Re: Is Homo Habilis well represented?

Jim Foley (
25 Jul 1995 18:24:37 GMT

In article <3usl7o$>,
Hideo Gump <> wrote:

> I am curious about the step or steps between the Piths and Homo Erectus.
>well represented is Homo Habilis represented in the fossil record?
>Is this a real species? Are there
>other possible views besides orthidoxy reguarding this stage in human
>Ideas and discussion are appreciated. Thank You
> Hideo ;-B

The following are often claimed to belong to Homo habilis: OH 7, OH 13,
OH 24, OH 62, ER 1470. Other fossils such as ER 1813 or ER 1805 are
sometimes put into habilis, or termed "habilines", a vague term which
seems to be used to cover a wide range of fossils with brain sizes
between 500 and 800 cc that are not obviously australopithecine.

Leakey and Lewin say, in "Origins Rediscovered", that of the few dozen
or so fossils variously put into habilis, at least half of them probably
don't belong there. The trouble is, no two anthropologists pick the
same 50%.

Take the three fossils OH 7, 1470 and 1813. I think almost every
conceivable combination of 1, 2, or 3 species for these three specimens
has been proposed at one time or another. Classification is a mess
because there are so few specimens, most of them are not very complete,
there is almost no firmly identified post-cranial material, and when
you add OH 62 and 1805 into the mix above, there is a *lot* of
morphological diversity. I think it's safe to say there's probably at
least two different species in there, but it's almost impossible to sort
out what they are without further evidence.

A recent relevant article is:

Wood B.A.: Origin and evolution of the genus Homo. Nature 355:783-790,
1992. (review article on the taxonomy of Homo habilis)

Jim (Chris) Foley,
Assoc.

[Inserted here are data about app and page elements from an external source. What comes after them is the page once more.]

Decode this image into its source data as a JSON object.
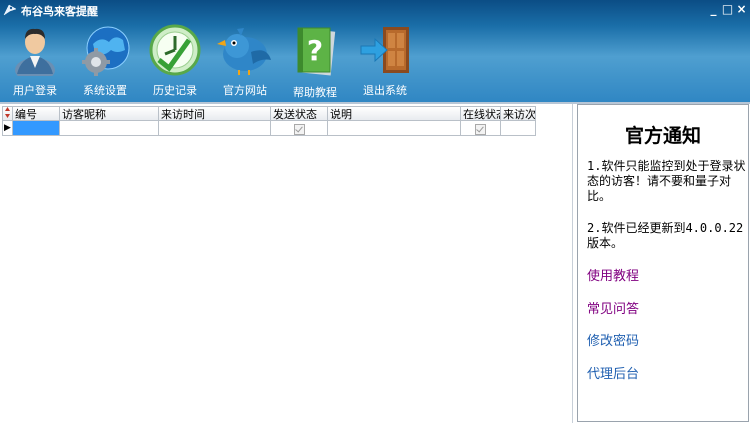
{
  "window": {
    "title": "布谷鸟来客提醒",
    "controls": {
      "minimize": "_",
      "maximize": "□",
      "close": "×"
    }
  },
  "toolbar": {
    "items": [
      {
        "label": "用户登录",
        "icon": "user-login-icon"
      },
      {
        "label": "系统设置",
        "icon": "settings-globe-gear-icon"
      },
      {
        "label": "历史记录",
        "icon": "history-clock-icon"
      },
      {
        "label": "官方网站",
        "icon": "bird-website-icon"
      },
      {
        "label": "帮助教程",
        "icon": "help-book-icon"
      },
      {
        "label": "退出系统",
        "icon": "exit-door-icon"
      }
    ]
  },
  "grid": {
    "row_indicator": "▶",
    "columns": [
      "编号",
      "访客昵称",
      "来访时间",
      "发送状态",
      "说明",
      "在线状态",
      "来访次"
    ],
    "rows": [
      {
        "cells": [
          "",
          "",
          "",
          "checkbox-disabled",
          "",
          "checkbox-disabled",
          ""
        ]
      }
    ]
  },
  "notice": {
    "title": "官方通知",
    "paragraph1": "1.软件只能监控到处于登录状态的访客！请不要和量子对比。",
    "paragraph2": "2.软件已经更新到4.0.0.22版本。",
    "links": [
      "使用教程",
      "常见问答",
      "修改密码",
      "代理后台"
    ],
    "colors": {
      "visited_link": "#800080",
      "link": "#1f5fb0"
    }
  },
  "colors": {
    "title_band": "#1a6ea8",
    "selection": "#3399ff"
  }
}
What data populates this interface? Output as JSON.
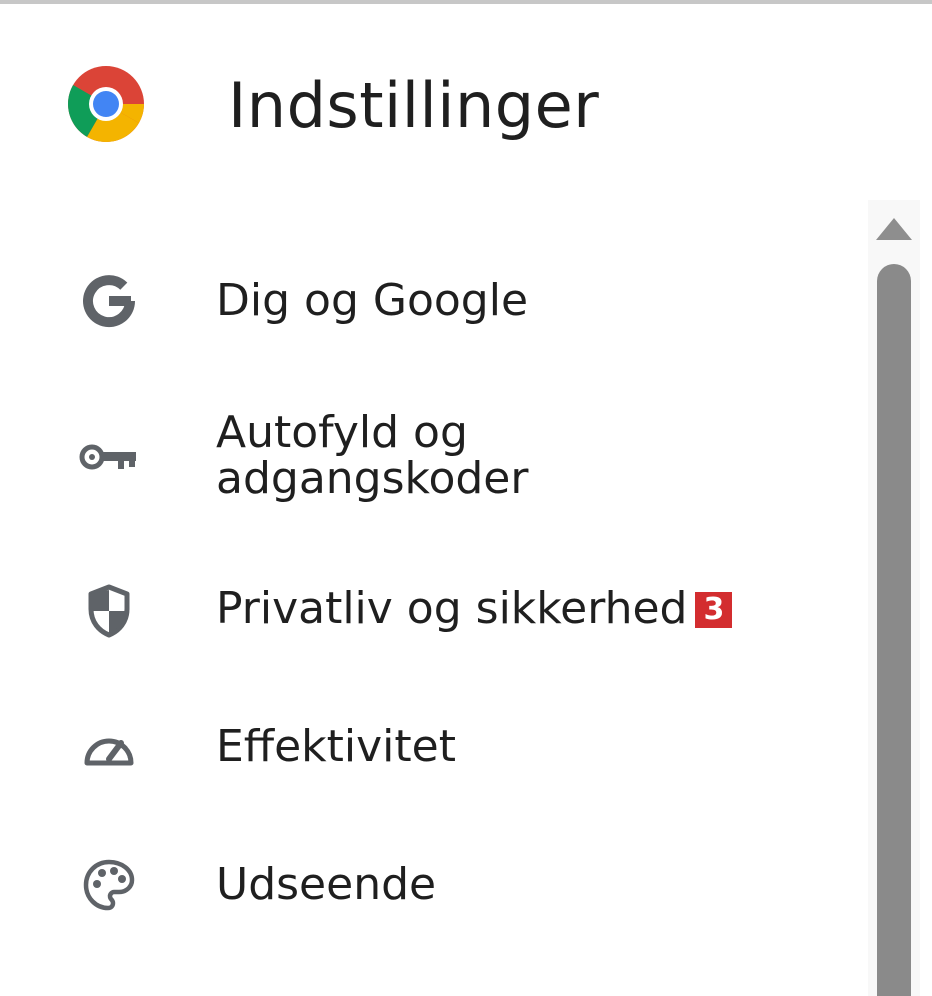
{
  "header": {
    "logo_icon": "chrome-logo-icon",
    "title": "Indstillinger"
  },
  "nav": {
    "items": [
      {
        "id": "you-and-google",
        "label": "Dig og Google",
        "icon": "google-g-icon"
      },
      {
        "id": "autofill",
        "label_line1": "Autofyld og",
        "label_line2": "adgangskoder",
        "icon": "key-icon"
      },
      {
        "id": "privacy",
        "label": "Privatliv og sikkerhed",
        "icon": "shield-icon",
        "badge": "3"
      },
      {
        "id": "performance",
        "label": "Effektivitet",
        "icon": "speedometer-icon"
      },
      {
        "id": "appearance",
        "label": "Udseende",
        "icon": "palette-icon"
      }
    ]
  },
  "colors": {
    "text": "#1f1f1f",
    "icon": "#5f6368",
    "badge_bg": "#d32d2f",
    "scroll_thumb": "#8a8a8a"
  }
}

Prof. of Omphalic Envy Research interest:
Department of Anthropology Primitive hominids
University of Ediacara (Australopithecus creationistii)